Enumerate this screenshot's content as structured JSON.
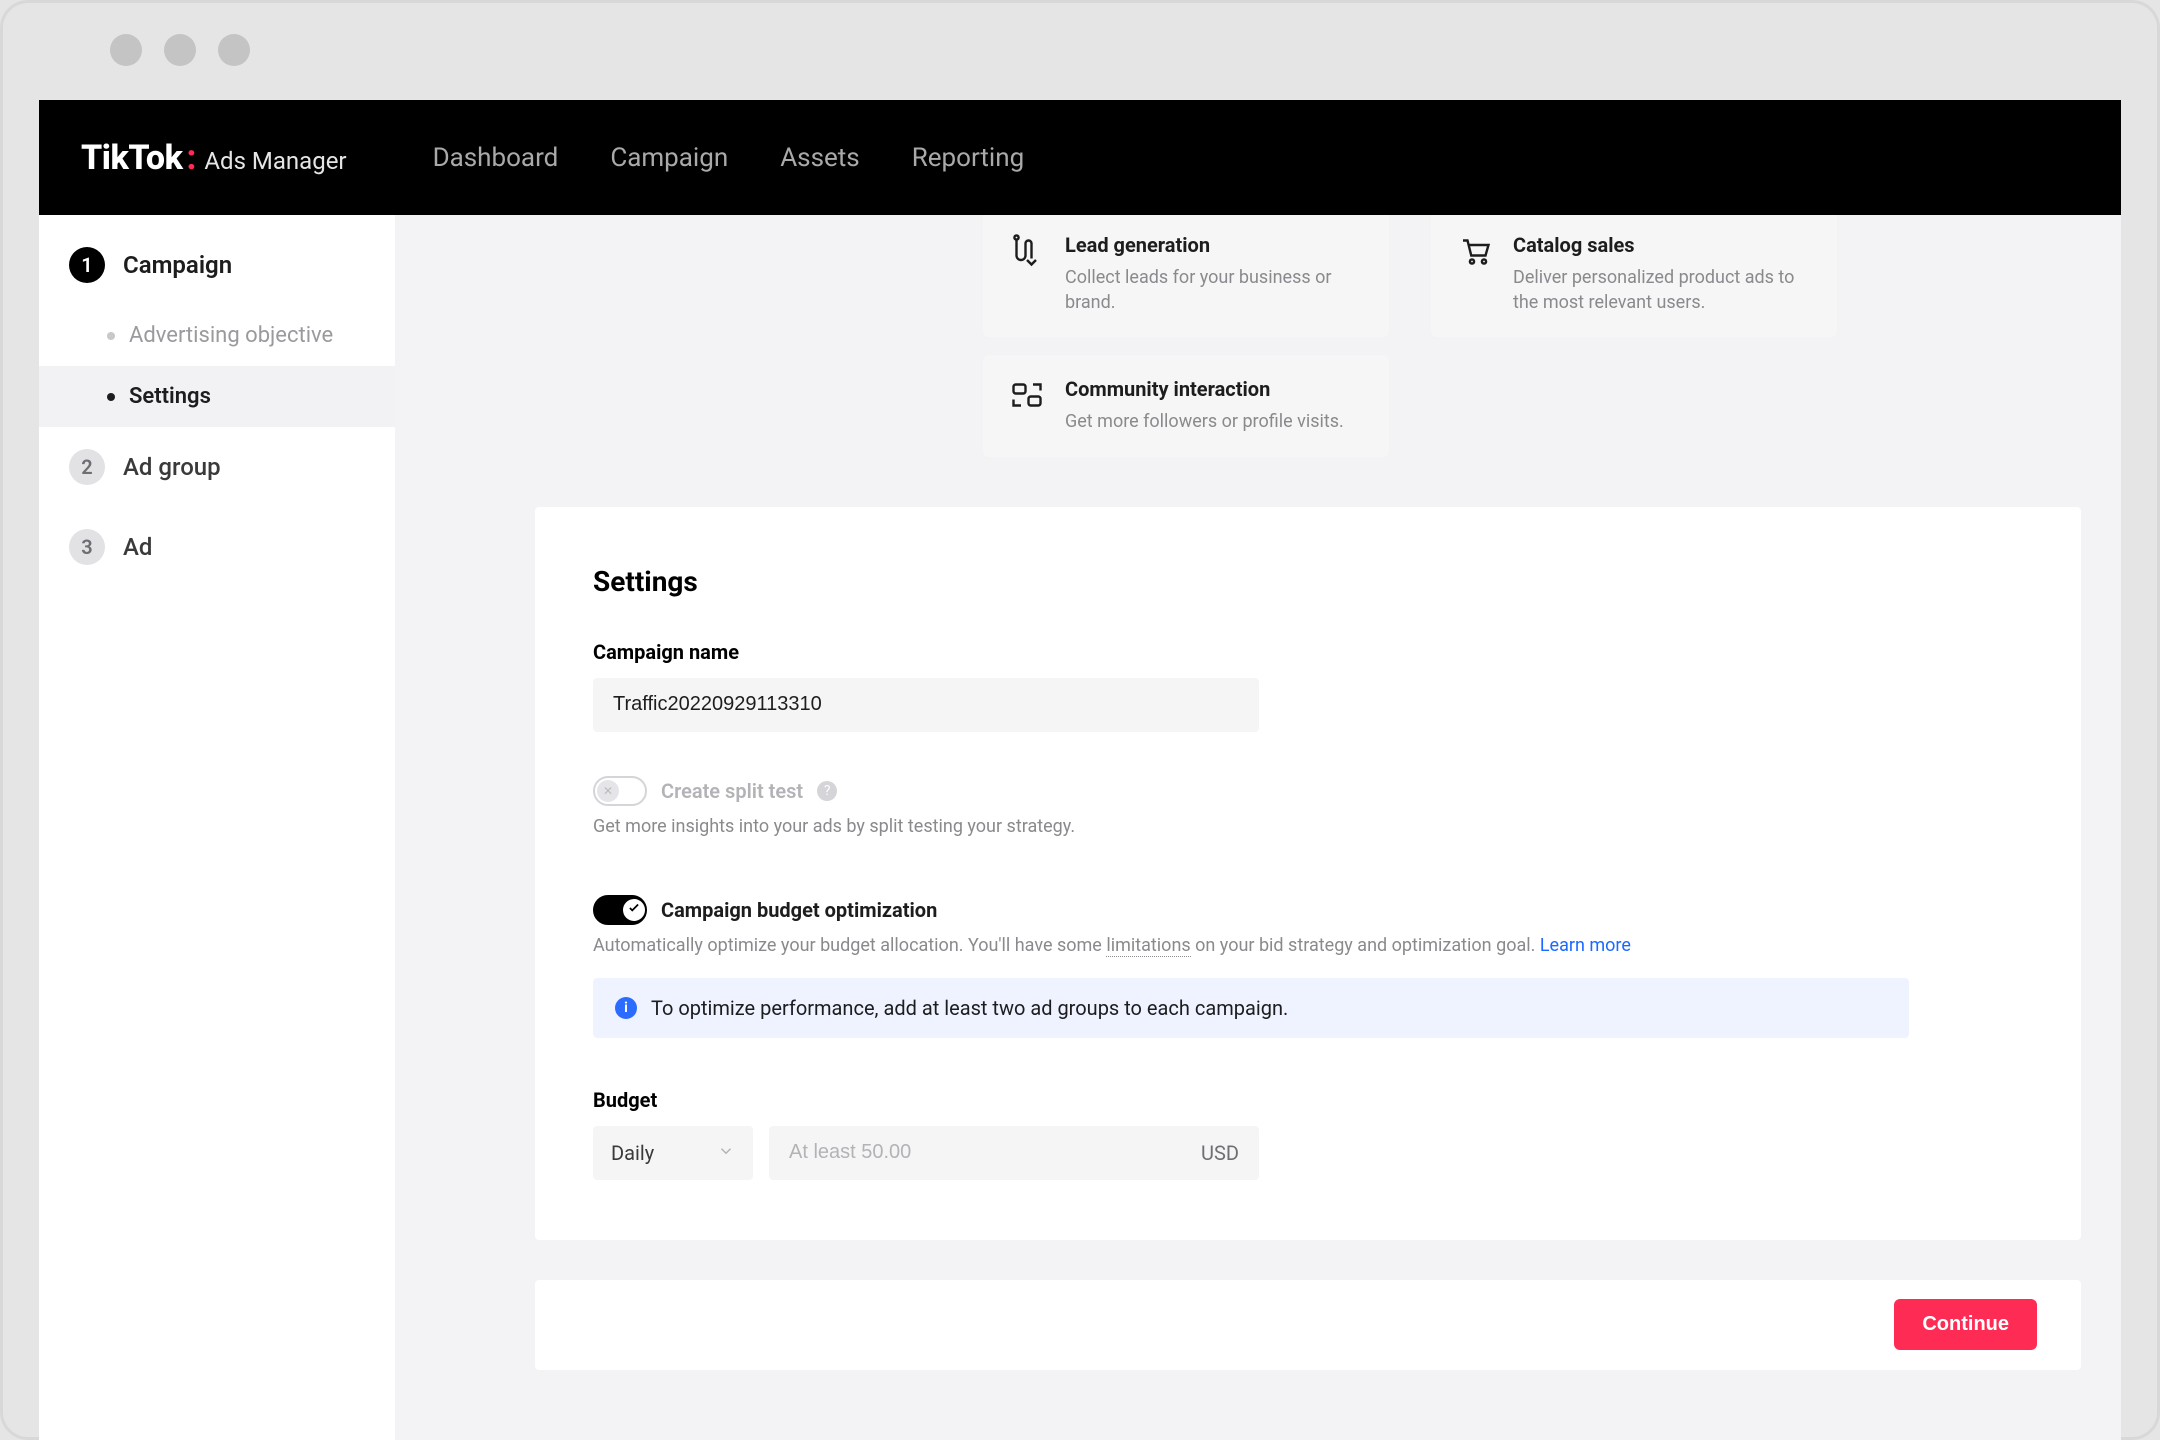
{
  "logo": {
    "mark": "TikTok",
    "sub": "Ads Manager"
  },
  "nav": {
    "dashboard": "Dashboard",
    "campaign": "Campaign",
    "assets": "Assets",
    "reporting": "Reporting"
  },
  "sidebar": {
    "steps": [
      {
        "num": "1",
        "label": "Campaign",
        "active": true
      },
      {
        "num": "2",
        "label": "Ad group",
        "active": false
      },
      {
        "num": "3",
        "label": "Ad",
        "active": false
      }
    ],
    "subs": [
      {
        "label": "Advertising objective",
        "active": false
      },
      {
        "label": "Settings",
        "active": true
      }
    ]
  },
  "objectives": {
    "lead": {
      "title": "Lead generation",
      "desc": "Collect leads for your business or brand."
    },
    "community": {
      "title": "Community interaction",
      "desc": "Get more followers or profile visits."
    },
    "catalog": {
      "title": "Catalog sales",
      "desc": "Deliver personalized product ads to the most relevant users."
    }
  },
  "settings": {
    "title": "Settings",
    "name_label": "Campaign name",
    "name_value": "Traffic20220929113310",
    "split": {
      "label": "Create split test",
      "help": "Get more insights into your ads by split testing your strategy."
    },
    "cbo": {
      "label": "Campaign budget optimization",
      "help_pre": "Automatically optimize your budget allocation. You'll have some ",
      "help_link_word": "limitations",
      "help_post": " on your bid strategy and optimization goal. ",
      "learn_more": "Learn more"
    },
    "info": "To optimize performance, add at least two ad groups to each campaign.",
    "budget": {
      "label": "Budget",
      "period": "Daily",
      "placeholder": "At least 50.00",
      "currency": "USD"
    }
  },
  "actions": {
    "continue": "Continue"
  }
}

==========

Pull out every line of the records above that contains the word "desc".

§ **Your response**
      "desc": "Collect leads for your business or brand."
      "desc": "Get more followers or profile visits."
      "desc": "Deliver personalized product ads to the most relevant users."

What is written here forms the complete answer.